++++ DATA ++++

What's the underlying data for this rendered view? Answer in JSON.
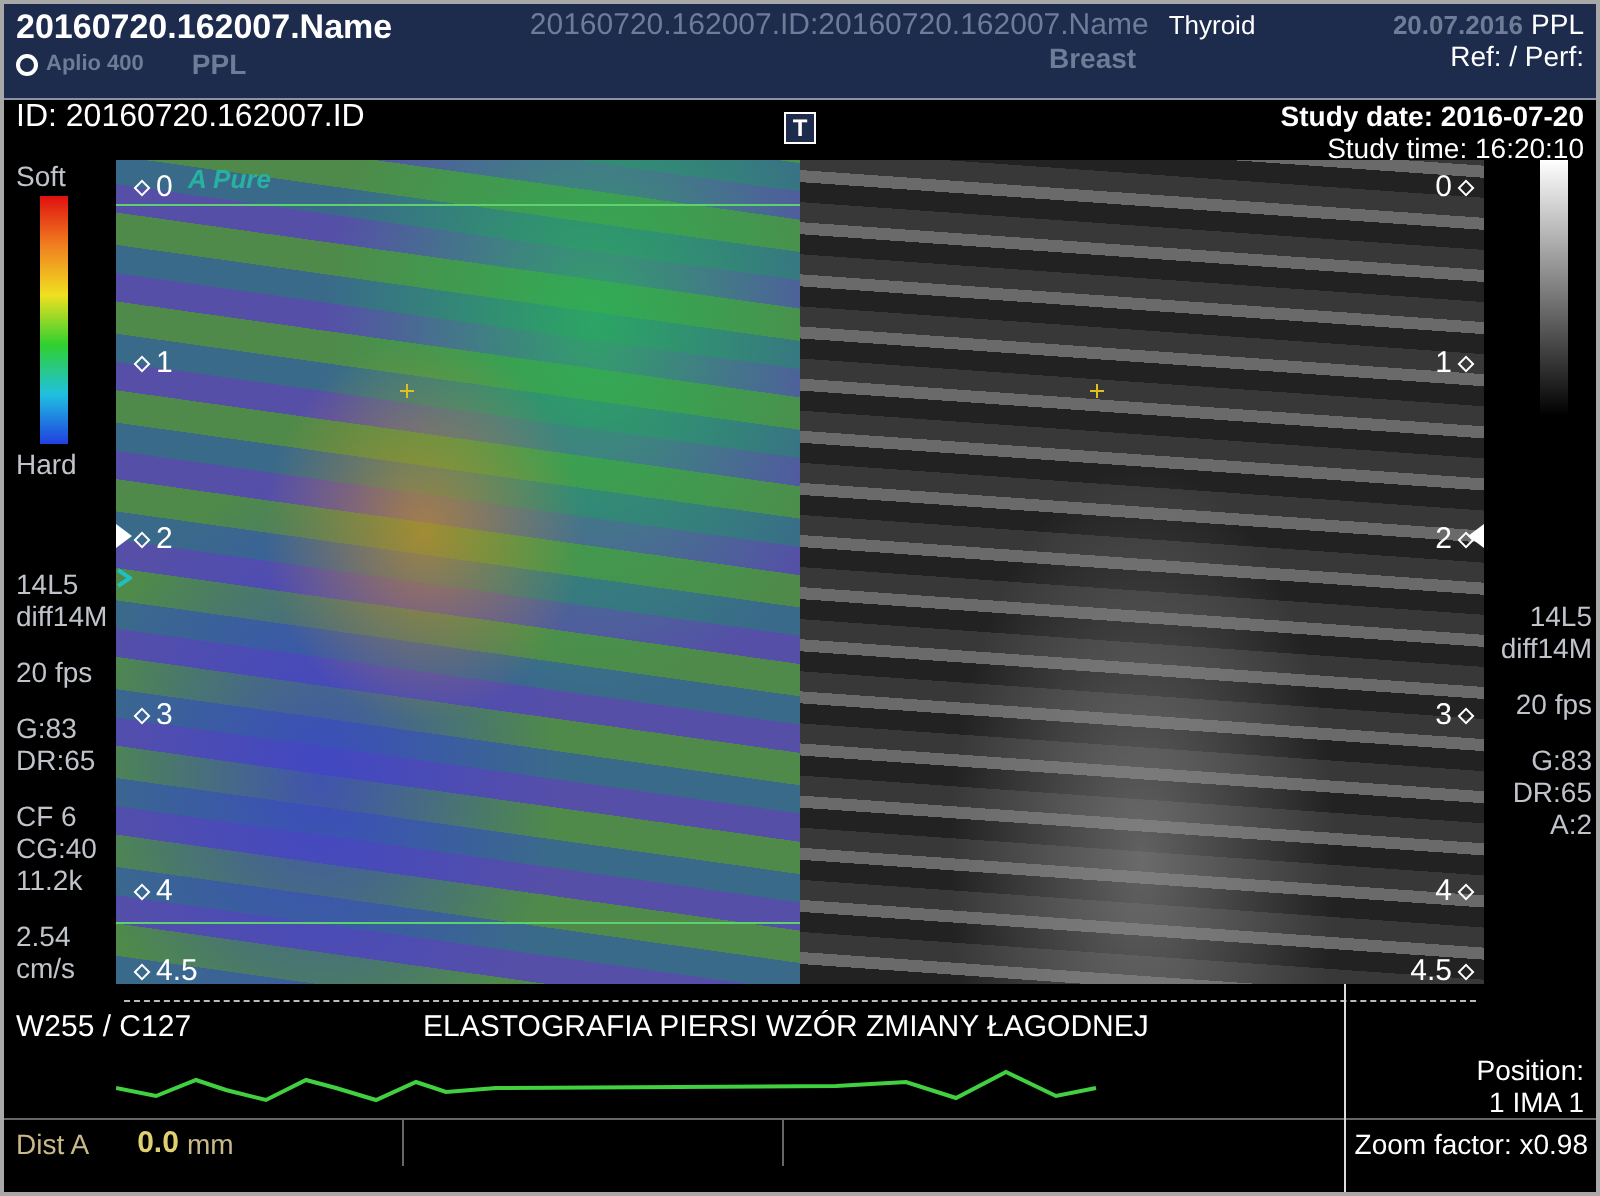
{
  "header": {
    "patient_name": "20160720.162007.Name",
    "banner_text": "20160720.162007.ID:20160720.162007.Name",
    "exam": "Thyroid",
    "preset": "Breast",
    "scanner": "Aplio 400",
    "operator": "PPL",
    "banner_date": "20.07.2016",
    "operator_right": "PPL",
    "ref_perf": "Ref: / Perf:"
  },
  "patient_id": "ID: 20160720.162007.ID",
  "study_date": "Study date: 2016-07-20",
  "study_time": "Study time: 16:20:10",
  "t_badge": "T",
  "color_scale": {
    "top": "Soft",
    "bottom": "Hard"
  },
  "left_params": [
    [
      "14L5",
      "diff14M"
    ],
    [
      "20 fps"
    ],
    [
      "G:83",
      "DR:65"
    ],
    [
      "CF 6",
      "CG:40",
      "11.2k"
    ],
    [
      "2.54",
      "cm/s"
    ]
  ],
  "right_params": [
    [
      "14L5",
      "diff14M"
    ],
    [
      "20 fps"
    ],
    [
      "G:83",
      "DR:65",
      "A:2"
    ]
  ],
  "panels": [
    {
      "kind": "elastography",
      "badge": "A Pure",
      "depth_labels": [
        "0",
        "1",
        "2",
        "3",
        "4",
        "4.5"
      ]
    },
    {
      "kind": "bmode",
      "depth_labels": [
        "0",
        "1",
        "2",
        "3",
        "4",
        "4.5"
      ]
    }
  ],
  "window_level": "W255 / C127",
  "annotation": "ELASTOGRAFIA PIERSI WZÓR ZMIANY ŁAGODNEJ",
  "position": {
    "label": "Position:",
    "value": "1 IMA 1"
  },
  "measurement": {
    "label": "Dist A",
    "value": "0.0",
    "unit": "mm"
  },
  "zoom": "Zoom factor: x0.98"
}
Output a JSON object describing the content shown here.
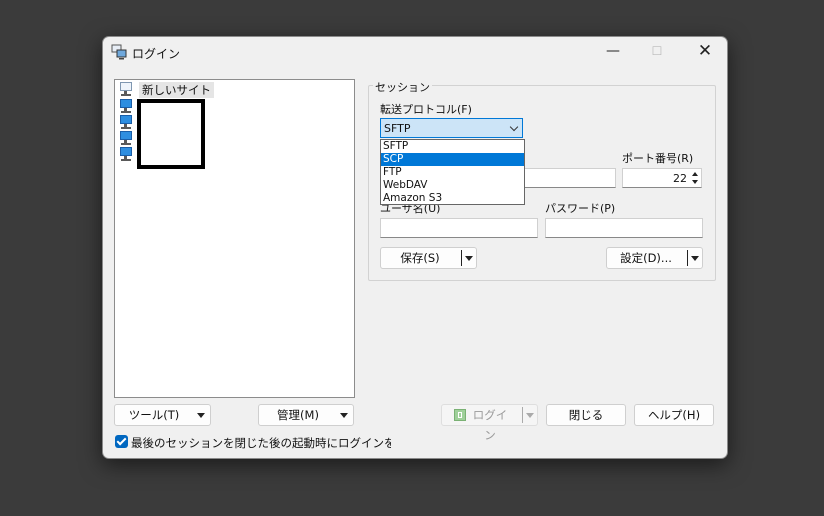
{
  "window": {
    "title": "ログイン",
    "minimize_glyph": "—",
    "maximize_glyph": "☐",
    "close_glyph": "✕"
  },
  "site_tree": {
    "items": [
      {
        "label": "新しいサイト",
        "icon": "new-site-icon"
      },
      {
        "label": "",
        "icon": "computer-icon"
      },
      {
        "label": "",
        "icon": "computer-icon"
      },
      {
        "label": "",
        "icon": "computer-icon"
      },
      {
        "label": "",
        "icon": "computer-icon"
      }
    ]
  },
  "session": {
    "group_title": "セッション",
    "protocol_label": "転送プロトコル(F)",
    "protocol_value": "SFTP",
    "protocol_options": [
      "SFTP",
      "SCP",
      "FTP",
      "WebDAV",
      "Amazon S3"
    ],
    "protocol_highlighted": "SCP",
    "port_label": "ポート番号(R)",
    "port_value": "22",
    "username_label_partial": "ユーザ名(U)",
    "password_label": "パスワード(P)",
    "save_button": "保存(S)",
    "advanced_button": "設定(D)..."
  },
  "footer": {
    "tools_button": "ツール(T)",
    "manage_button": "管理(M)",
    "login_button": "ログイン",
    "close_button": "閉じる",
    "help_button": "ヘルプ(H)",
    "checkbox_label": "最後のセッションを閉じた後の起動時にログインを表示(S)",
    "checkbox_checked": true
  },
  "colors": {
    "accent": "#0078d7",
    "combo_focus_bg": "#cce4f7",
    "dialog_bg": "#f0f0f0",
    "desktop_bg": "#3b3b3b"
  }
}
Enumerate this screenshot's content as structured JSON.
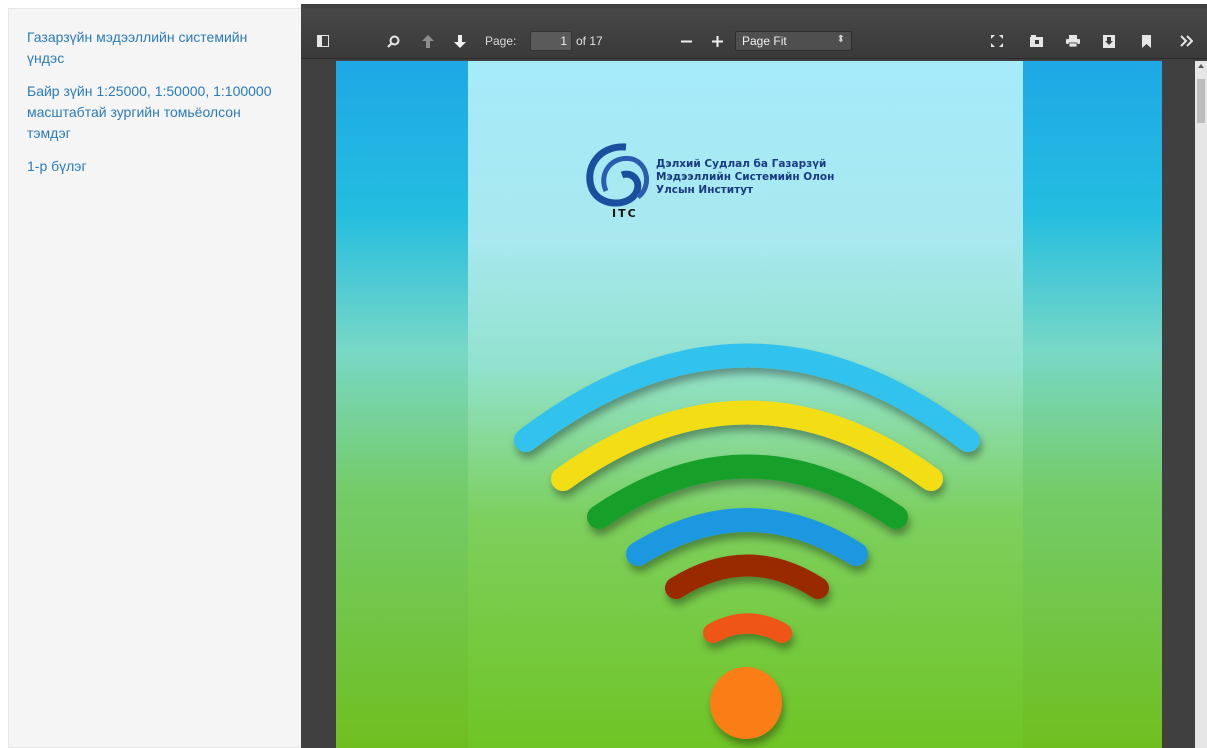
{
  "sidebar": {
    "links": [
      {
        "label": "Газарзүйн мэдээллийн системийн үндэс"
      },
      {
        "label": "Байр зүйн 1:25000, 1:50000, 1:100000 масштабтай зургийн томьёолсон тэмдэг"
      },
      {
        "label": "1-р бүлэг"
      }
    ]
  },
  "toolbar": {
    "page_label": "Page:",
    "page_value": "1",
    "page_of": "of 17",
    "zoom_value": "Page Fit",
    "icons": [
      "sidebar-toggle-icon",
      "search-icon",
      "previous-page-icon",
      "next-page-icon",
      "zoom-out-icon",
      "zoom-in-icon",
      "presentation-mode-icon",
      "open-file-icon",
      "print-icon",
      "download-icon",
      "bookmark-icon",
      "tools-icon"
    ]
  },
  "document": {
    "institute_lines": [
      "Дэлхий Судлал ба Газарзүй",
      "Мэдээллийн Системийн Олон",
      "Улсын Институт"
    ],
    "logo_text": "ITC",
    "colors": {
      "top": "#a9ecf7",
      "middle": "#8fe0cf",
      "bottom": "#6ec628",
      "arc_cyan": "#33c2ee",
      "arc_yellow": "#f3de16",
      "arc_green": "#16a02a",
      "arc_blue": "#1f98e0",
      "arc_brown": "#992a05",
      "arc_orange": "#ef5512",
      "dot": "#fb7d14"
    }
  }
}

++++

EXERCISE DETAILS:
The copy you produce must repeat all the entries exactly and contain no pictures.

RESPONSE AREA:
What's the underlying data for this rendered view? Answer in JSON.
{
  "header": {
    "patient_name": "20160720.162007.Name",
    "banner_text": "20160720.162007.ID:20160720.162007.Name",
    "exam": "Thyroid",
    "preset": "Breast",
    "scanner": "Aplio 400",
    "operator": "PPL",
    "banner_date": "20.07.2016",
    "operator_right": "PPL",
    "ref_perf": "Ref: / Perf:"
  },
  "patient_id": "ID: 20160720.162007.ID",
  "study_date": "Study date: 2016-07-20",
  "study_time": "Study time: 16:20:10",
  "t_badge": "T",
  "color_scale": {
    "top": "Soft",
    "bottom": "Hard"
  },
  "left_params": [
    [
      "14L5",
      "diff14M"
    ],
    [
      "20 fps"
    ],
    [
      "G:83",
      "DR:65"
    ],
    [
      "CF 6",
      "CG:40",
      "11.2k"
    ],
    [
      "2.54",
      "cm/s"
    ]
  ],
  "right_params": [
    [
      "14L5",
      "diff14M"
    ],
    [
      "20 fps"
    ],
    [
      "G:83",
      "DR:65",
      "A:2"
    ]
  ],
  "panels": [
    {
      "kind": "elastography",
      "badge": "A Pure",
      "depth_labels": [
        "0",
        "1",
        "2",
        "3",
        "4",
        "4.5"
      ]
    },
    {
      "kind": "bmode",
      "depth_labels": [
        "0",
        "1",
        "2",
        "3",
        "4",
        "4.5"
      ]
    }
  ],
  "window_level": "W255 / C127",
  "annotation": "ELASTOGRAFIA PIERSI WZÓR ZMIANY ŁAGODNEJ",
  "position": {
    "label": "Position:",
    "value": "1 IMA 1"
  },
  "measurement": {
    "label": "Dist A",
    "value": "0.0",
    "unit": "mm"
  },
  "zoom": "Zoom factor: x0.98"
}
Output a JSON object describing the content shown here.
{
  "window": {
    "title": "ログイン",
    "minimize_glyph": "—",
    "maximize_glyph": "☐",
    "close_glyph": "✕"
  },
  "site_tree": {
    "items": [
      {
        "label": "新しいサイト",
        "icon": "new-site-icon"
      },
      {
        "label": "",
        "icon": "computer-icon"
      },
      {
        "label": "",
        "icon": "computer-icon"
      },
      {
        "label": "",
        "icon": "computer-icon"
      },
      {
        "label": "",
        "icon": "computer-icon"
      }
    ]
  },
  "session": {
    "group_title": "セッション",
    "protocol_label": "転送プロトコル(F)",
    "protocol_value": "SFTP",
    "protocol_options": [
      "SFTP",
      "SCP",
      "FTP",
      "WebDAV",
      "Amazon S3"
    ],
    "protocol_highlighted": "SCP",
    "port_label": "ポート番号(R)",
    "port_value": "22",
    "username_label_partial": "ユーザ名(U)",
    "password_label": "パスワード(P)",
    "save_button": "保存(S)",
    "advanced_button": "設定(D)..."
  },
  "footer": {
    "tools_button": "ツール(T)",
    "manage_button": "管理(M)",
    "login_button": "ログイン",
    "close_button": "閉じる",
    "help_button": "ヘルプ(H)",
    "checkbox_label": "最後のセッションを閉じた後の起動時にログインを表示(S)",
    "checkbox_checked": true
  },
  "colors": {
    "accent": "#0078d7",
    "combo_focus_bg": "#cce4f7",
    "dialog_bg": "#f0f0f0",
    "desktop_bg": "#3b3b3b"
  }
}
Enumerate this screenshot's content as structured JSON.
{
  "sidebar": {
    "links": [
      {
        "label": "Газарзүйн мэдээллийн системийн үндэс"
      },
      {
        "label": "Байр зүйн 1:25000, 1:50000, 1:100000 масштабтай зургийн томьёолсон тэмдэг"
      },
      {
        "label": "1-р бүлэг"
      }
    ]
  },
  "toolbar": {
    "page_label": "Page:",
    "page_value": "1",
    "page_of": "of 17",
    "zoom_value": "Page Fit",
    "icons": [
      "sidebar-toggle-icon",
      "search-icon",
      "previous-page-icon",
      "next-page-icon",
      "zoom-out-icon",
      "zoom-in-icon",
      "presentation-mode-icon",
      "open-file-icon",
      "print-icon",
      "download-icon",
      "bookmark-icon",
      "tools-icon"
    ]
  },
  "document": {
    "institute_lines": [
      "Дэлхий Судлал ба Газарзүй",
      "Мэдээллийн Системийн Олон",
      "Улсын Институт"
    ],
    "logo_text": "ITC",
    "colors": {
      "top": "#a9ecf7",
      "middle": "#8fe0cf",
      "bottom": "#6ec628",
      "arc_cyan": "#33c2ee",
      "arc_yellow": "#f3de16",
      "arc_green": "#16a02a",
      "arc_blue": "#1f98e0",
      "arc_brown": "#992a05",
      "arc_orange": "#ef5512",
      "dot": "#fb7d14"
    }
  }
}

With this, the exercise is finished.